The Canadian economy is functioning very well. We reduced the deficit from $42 billion to a surplus that was billions of dollars for the first three months. In spite of strikes at GM, in construction and in the paper industry in Quebec, unemployment did not go up. It remained at 8.4%. We have around 1% inflation.
A few weeks ago there was a report for the first time in a long time that activity in Canada had been higher than in the United States. It is a very positive sign. The monetary policy of the Canadian government is made by the governor of the bank under the Bank of Canada Act.
We need to do better. What can we as parliamentarians learn from the complications of electronic commerce and from the need to protect the privacy of individuals and to do business successfully and well? We need to learn about a couple of issues. We need to recognize that our ability to do things has been magnified manifold. That means the responsibility of doing it right is greater than it has ever been. We also need to recognize that one error can cause many other errors and have a far broader impact than was the case before.
Above all we need to recognize the need for integrity and leadership in the country. We need to know more. The bill is not sufficient. It is a good beginning but is not a leadership document. If anything it is a document that catches up to where industry has been for the last 10 years. We need leadership. We need to understand the significance of what we are doing. We need to be confident. We need to have an attitude of co-operation, humility and self-control. We need to recognize, as never before, the absolute necessity and the centrality of integrity, truth and honesty in whatever we do.
It is not good enough for the Prime Minister to try to explain the value of the Canadian dollar and its fluctuations the way he does. It is not good enough for the Minister of Finance to say we have a surplus while recognizing full well that the surplus is built on sand. In fact it is not even good sand. It is shifting sand because it is built on the revenues collected for the EI program rather than on the management of the finances of the country.
We need to tell the truth. The Prime Minister, the Minister of Finance and the rest of the ministers need to tell the story the way it really is. If they do not it will not be long, particularly with the transfers across borders, with e-commerce and any other mechanisms available to us, that the truth will be known.

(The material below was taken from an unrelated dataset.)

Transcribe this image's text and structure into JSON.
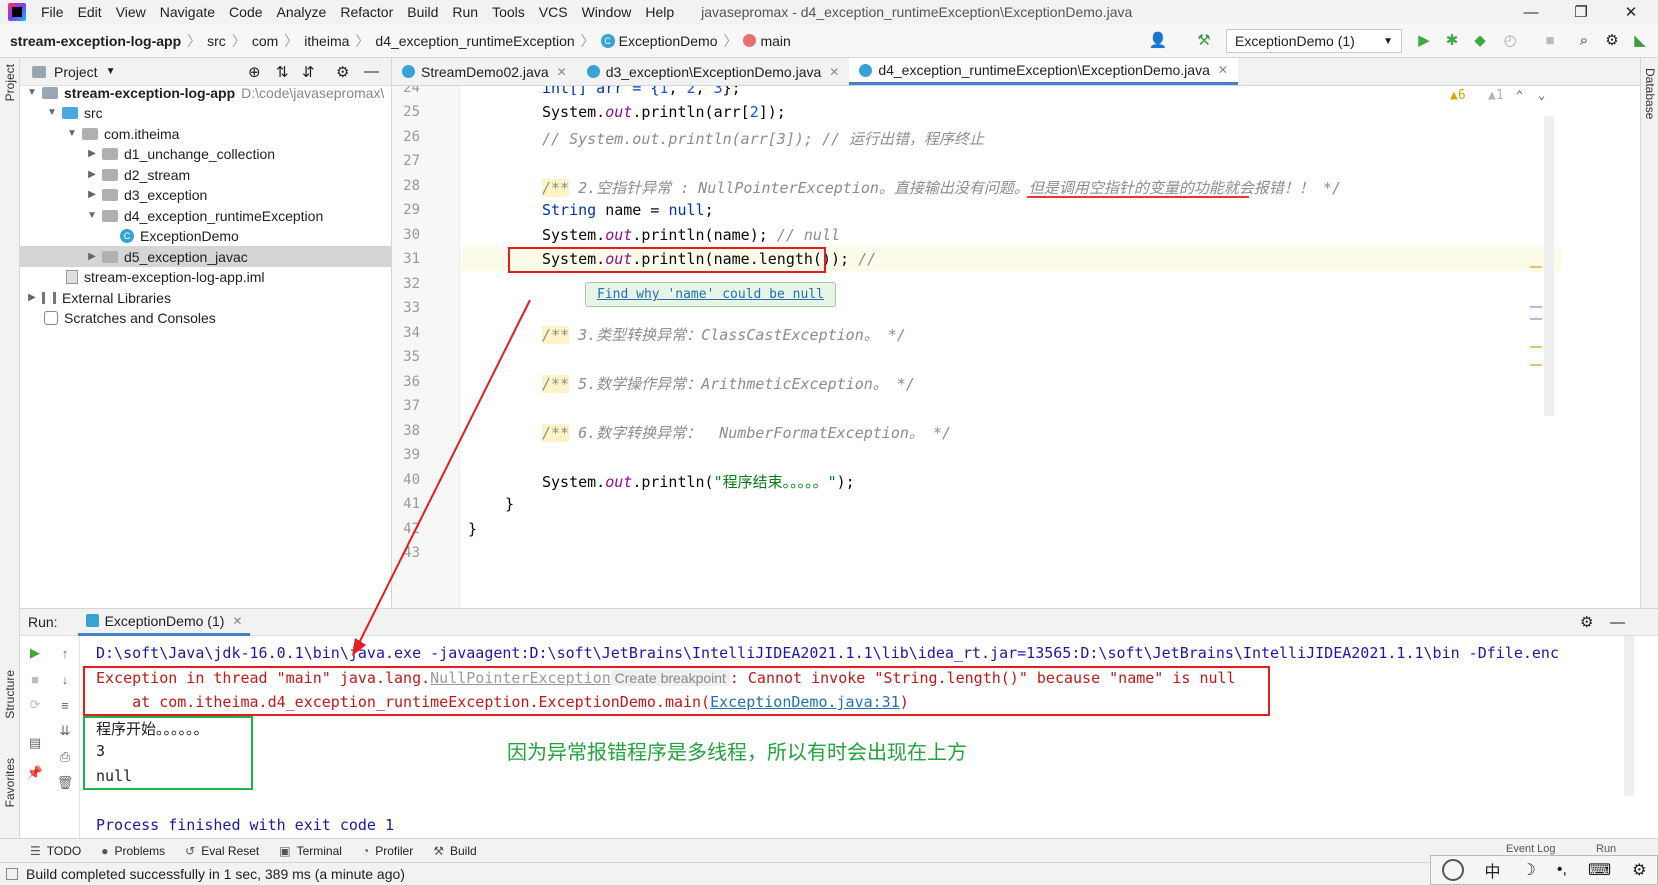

Where is the confidence going to come from when in fact we recognize that the Minister of Finance has not told us the truth?
Where is the confidence when we recognize that we do not have a balanced budget, that it is a concoction of numbers which makes it look as if it is balanced but is not really balanced? This is dangerous. If there ever was a time for us to learn from a bill, it is this one which is at the cutting edge. It does not provide leadership but it is at the cutting edge, and for that I commend the minister.
We need to recognize, however, that within this lies the seed of our undoing if we do not recognize the need for integrity of information, integrity of communication of the people of Canada and integrity within the civil service of Canada so that the ministerial position, the government's position and the position of the bureaucrats are identical, and that government can be there with integrity so that we can depend on what it tells the people and base our future direction on that. That is what we need to learn from legislation like this.